One last trip to the beach. One last bit of shopping. One last piece of delicious roasted cheese on a stick.
Okay, so I got a couple questions about that last one. It's pretty simple, really. On the beach, there are vendors wandering around selling food & trinkets & blankets and stuff. One beach delicacy is a chunk of mozzarella cheese, on a stick, rolled in your choice of herb (my choices were usually oregano or pepper flakes), and roasted over a small tin of hot coals till it gets kinda crispy on the outside. This is indeed a fine art, as if you cook it too much and it'll fall off the stick, too little and it's still hard on the inside. Then some sort of sweet-ish sauce is sprinkled on, and you eat the whole thing in about a second. Dee-lish!
I went into a beach front shop to grab a silly magnet. I don't know, lately I've been grabbing silly magnets for myself on my foreign travels. An old man came in and was chatting up the lady behind the counter. He started taking off his clothes and handing them to her, so I guess they knew each other and he was leaving his stuff there so he could go enjoy the beach. He asked me if I was from Chile or Argentina. I said, "No, California. But my mother was from Colombia." "Oh!" he said, "I knew you had some South American in you. I could see it in your face." (I honestly could not tell you if he was speaking Spanish or Portuguese to me, but I understood him perfectly.) He continued, "There are many beautiful women from Colombia - that is why they keep winning Miss Universe!" I started laughing and said, "No, no, no... Venezuela always wins Miss Universe!" This made him and the shop lady laugh, and she said, "True true!"

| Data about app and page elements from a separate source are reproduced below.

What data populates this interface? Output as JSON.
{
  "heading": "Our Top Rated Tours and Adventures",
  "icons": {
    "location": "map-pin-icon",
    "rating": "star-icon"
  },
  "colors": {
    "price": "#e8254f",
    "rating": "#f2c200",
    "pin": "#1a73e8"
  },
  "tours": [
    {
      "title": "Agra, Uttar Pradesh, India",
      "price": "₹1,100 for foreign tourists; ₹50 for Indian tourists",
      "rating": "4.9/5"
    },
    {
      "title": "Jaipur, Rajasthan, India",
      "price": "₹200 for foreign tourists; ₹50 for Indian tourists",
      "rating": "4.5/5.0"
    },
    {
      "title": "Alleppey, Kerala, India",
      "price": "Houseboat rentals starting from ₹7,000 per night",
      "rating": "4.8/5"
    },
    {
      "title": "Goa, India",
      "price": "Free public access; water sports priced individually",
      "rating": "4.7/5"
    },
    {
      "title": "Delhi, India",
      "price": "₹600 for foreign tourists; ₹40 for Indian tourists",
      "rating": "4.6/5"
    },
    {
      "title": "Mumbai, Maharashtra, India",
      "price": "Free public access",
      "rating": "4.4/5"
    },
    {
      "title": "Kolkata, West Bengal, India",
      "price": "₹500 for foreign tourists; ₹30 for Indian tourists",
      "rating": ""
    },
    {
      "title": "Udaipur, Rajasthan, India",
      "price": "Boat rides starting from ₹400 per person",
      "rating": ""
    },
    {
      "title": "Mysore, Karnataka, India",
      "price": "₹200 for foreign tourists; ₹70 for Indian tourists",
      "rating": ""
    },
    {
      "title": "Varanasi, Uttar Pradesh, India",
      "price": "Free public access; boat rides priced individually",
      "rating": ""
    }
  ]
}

So on that note - back to Kitaytay's place to type this final farewell to Brasil. After a little clean-up and the final packing, meeting with Felipe to hand over the keys, and then hopping in the taxi to go... I can say that I leave with a heavy heart and tears in my eyes. And a million and one mosquito bites.
This is a special place - difficult and beautiful, friendly and frightening. There is a vibrancy here, a love of life despite the hardships. I know there are many places like this in the world. Being here just reminds me to remain grateful for what I have, for my wonderful friends, my job, my family. The economy of the US is in the crapper - but just look at so many other nations and see the spirit of the people who live there who actually have much less than we have... Now I sound like I'm preaching, but it's true. We're a bunch of whiny babies. Get over it and be thankful, really, for what you have. We'll get through it.
And I'm thankful, very thankful, that I got to come here and meet these wonderful people and eat the fantastic food and tan on the gorgeous beaches... Saudades, Brasil! Tchau!